> _Exercise instructions_: Word for word, copy out the records given below.

--- START ---

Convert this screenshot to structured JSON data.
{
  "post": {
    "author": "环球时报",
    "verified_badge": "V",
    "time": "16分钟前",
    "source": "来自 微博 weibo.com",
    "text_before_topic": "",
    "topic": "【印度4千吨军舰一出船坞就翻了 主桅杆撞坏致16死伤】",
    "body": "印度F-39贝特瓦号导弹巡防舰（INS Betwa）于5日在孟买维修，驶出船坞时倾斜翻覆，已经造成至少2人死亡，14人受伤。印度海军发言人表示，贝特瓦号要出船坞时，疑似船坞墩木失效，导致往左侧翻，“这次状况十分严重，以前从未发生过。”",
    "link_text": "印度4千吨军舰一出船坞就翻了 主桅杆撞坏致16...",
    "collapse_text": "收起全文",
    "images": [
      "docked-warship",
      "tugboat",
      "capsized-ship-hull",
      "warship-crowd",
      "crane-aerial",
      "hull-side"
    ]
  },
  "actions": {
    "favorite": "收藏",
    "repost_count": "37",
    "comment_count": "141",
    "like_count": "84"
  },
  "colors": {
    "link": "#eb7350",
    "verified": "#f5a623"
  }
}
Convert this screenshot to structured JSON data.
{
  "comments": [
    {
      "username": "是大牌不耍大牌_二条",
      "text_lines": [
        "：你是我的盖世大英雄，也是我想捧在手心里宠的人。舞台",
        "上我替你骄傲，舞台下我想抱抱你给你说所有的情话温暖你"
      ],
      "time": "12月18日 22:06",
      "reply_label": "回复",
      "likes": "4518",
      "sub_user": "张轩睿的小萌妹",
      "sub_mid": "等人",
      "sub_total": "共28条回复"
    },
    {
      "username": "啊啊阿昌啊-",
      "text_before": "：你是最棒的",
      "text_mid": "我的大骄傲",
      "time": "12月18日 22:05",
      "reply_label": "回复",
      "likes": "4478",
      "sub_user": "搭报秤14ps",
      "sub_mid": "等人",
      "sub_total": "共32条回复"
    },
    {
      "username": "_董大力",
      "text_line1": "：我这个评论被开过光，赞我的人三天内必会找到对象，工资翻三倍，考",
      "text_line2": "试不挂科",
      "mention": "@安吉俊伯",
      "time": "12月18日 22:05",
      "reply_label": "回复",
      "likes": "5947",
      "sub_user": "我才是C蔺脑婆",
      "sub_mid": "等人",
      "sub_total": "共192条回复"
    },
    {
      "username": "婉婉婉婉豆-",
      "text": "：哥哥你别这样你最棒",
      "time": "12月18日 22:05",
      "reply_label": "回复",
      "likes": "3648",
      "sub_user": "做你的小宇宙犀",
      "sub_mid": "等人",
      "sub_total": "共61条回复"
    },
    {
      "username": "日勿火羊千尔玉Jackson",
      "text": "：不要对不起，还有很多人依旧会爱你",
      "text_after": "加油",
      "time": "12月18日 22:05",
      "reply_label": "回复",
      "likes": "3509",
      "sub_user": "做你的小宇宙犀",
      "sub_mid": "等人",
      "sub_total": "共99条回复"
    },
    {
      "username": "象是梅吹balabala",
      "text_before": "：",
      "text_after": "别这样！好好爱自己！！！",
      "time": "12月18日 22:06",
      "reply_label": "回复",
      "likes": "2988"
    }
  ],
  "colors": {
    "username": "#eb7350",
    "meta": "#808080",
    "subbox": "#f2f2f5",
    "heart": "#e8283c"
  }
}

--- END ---

> _Response to this exercise_:
Convert this screenshot to structured JSON data.
{
  "post": {
    "author": "环球时报",
    "verified_badge": "V",
    "time": "16分钟前",
    "source": "来自 微博 weibo.com",
    "text_before_topic": "",
    "topic": "【印度4千吨军舰一出船坞就翻了 主桅杆撞坏致16死伤】",
    "body": "印度F-39贝特瓦号导弹巡防舰（INS Betwa）于5日在孟买维修，驶出船坞时倾斜翻覆，已经造成至少2人死亡，14人受伤。印度海军发言人表示，贝特瓦号要出船坞时，疑似船坞墩木失效，导致往左侧翻，“这次状况十分严重，以前从未发生过。”",
    "link_text": "印度4千吨军舰一出船坞就翻了 主桅杆撞坏致16...",
    "collapse_text": "收起全文",
    "images": [
      "docked-warship",
      "tugboat",
      "capsized-ship-hull",
      "warship-crowd",
      "crane-aerial",
      "hull-side"
    ]
  },
  "actions": {
    "favorite": "收藏",
    "repost_count": "37",
    "comment_count": "141",
    "like_count": "84"
  },
  "colors": {
    "link": "#eb7350",
    "verified": "#f5a623"
  }
}
Convert this screenshot to structured JSON data.
{
  "comments": [
    {
      "username": "是大牌不耍大牌_二条",
      "text_lines": [
        "：你是我的盖世大英雄，也是我想捧在手心里宠的人。舞台",
        "上我替你骄傲，舞台下我想抱抱你给你说所有的情话温暖你"
      ],
      "time": "12月18日 22:06",
      "reply_label": "回复",
      "likes": "4518",
      "sub_user": "张轩睿的小萌妹",
      "sub_mid": "等人",
      "sub_total": "共28条回复"
    },
    {
      "username": "啊啊阿昌啊-",
      "text_before": "：你是最棒的",
      "text_mid": "我的大骄傲",
      "time": "12月18日 22:05",
      "reply_label": "回复",
      "likes": "4478",
      "sub_user": "搭报秤14ps",
      "sub_mid": "等人",
      "sub_total": "共32条回复"
    },
    {
      "username": "_董大力",
      "text_line1": "：我这个评论被开过光，赞我的人三天内必会找到对象，工资翻三倍，考",
      "text_line2": "试不挂科",
      "mention": "@安吉俊伯",
      "time": "12月18日 22:05",
      "reply_label": "回复",
      "likes": "5947",
      "sub_user": "我才是C蔺脑婆",
      "sub_mid": "等人",
      "sub_total": "共192条回复"
    },
    {
      "username": "婉婉婉婉豆-",
      "text": "：哥哥你别这样你最棒",
      "time": "12月18日 22:05",
      "reply_label": "回复",
      "likes": "3648",
      "sub_user": "做你的小宇宙犀",
      "sub_mid": "等人",
      "sub_total": "共61条回复"
    },
    {
      "username": "日勿火羊千尔玉Jackson",
      "text": "：不要对不起，还有很多人依旧会爱你",
      "text_after": "加油",
      "time": "12月18日 22:05",
      "reply_label": "回复",
      "likes": "3509",
      "sub_user": "做你的小宇宙犀",
      "sub_mid": "等人",
      "sub_total": "共99条回复"
    },
    {
      "username": "象是梅吹balabala",
      "text_before": "：",
      "text_after": "别这样！好好爱自己！！！",
      "time": "12月18日 22:06",
      "reply_label": "回复",
      "likes": "2988"
    }
  ],
  "colors": {
    "username": "#eb7350",
    "meta": "#808080",
    "subbox": "#f2f2f5",
    "heart": "#e8283c"
  }
}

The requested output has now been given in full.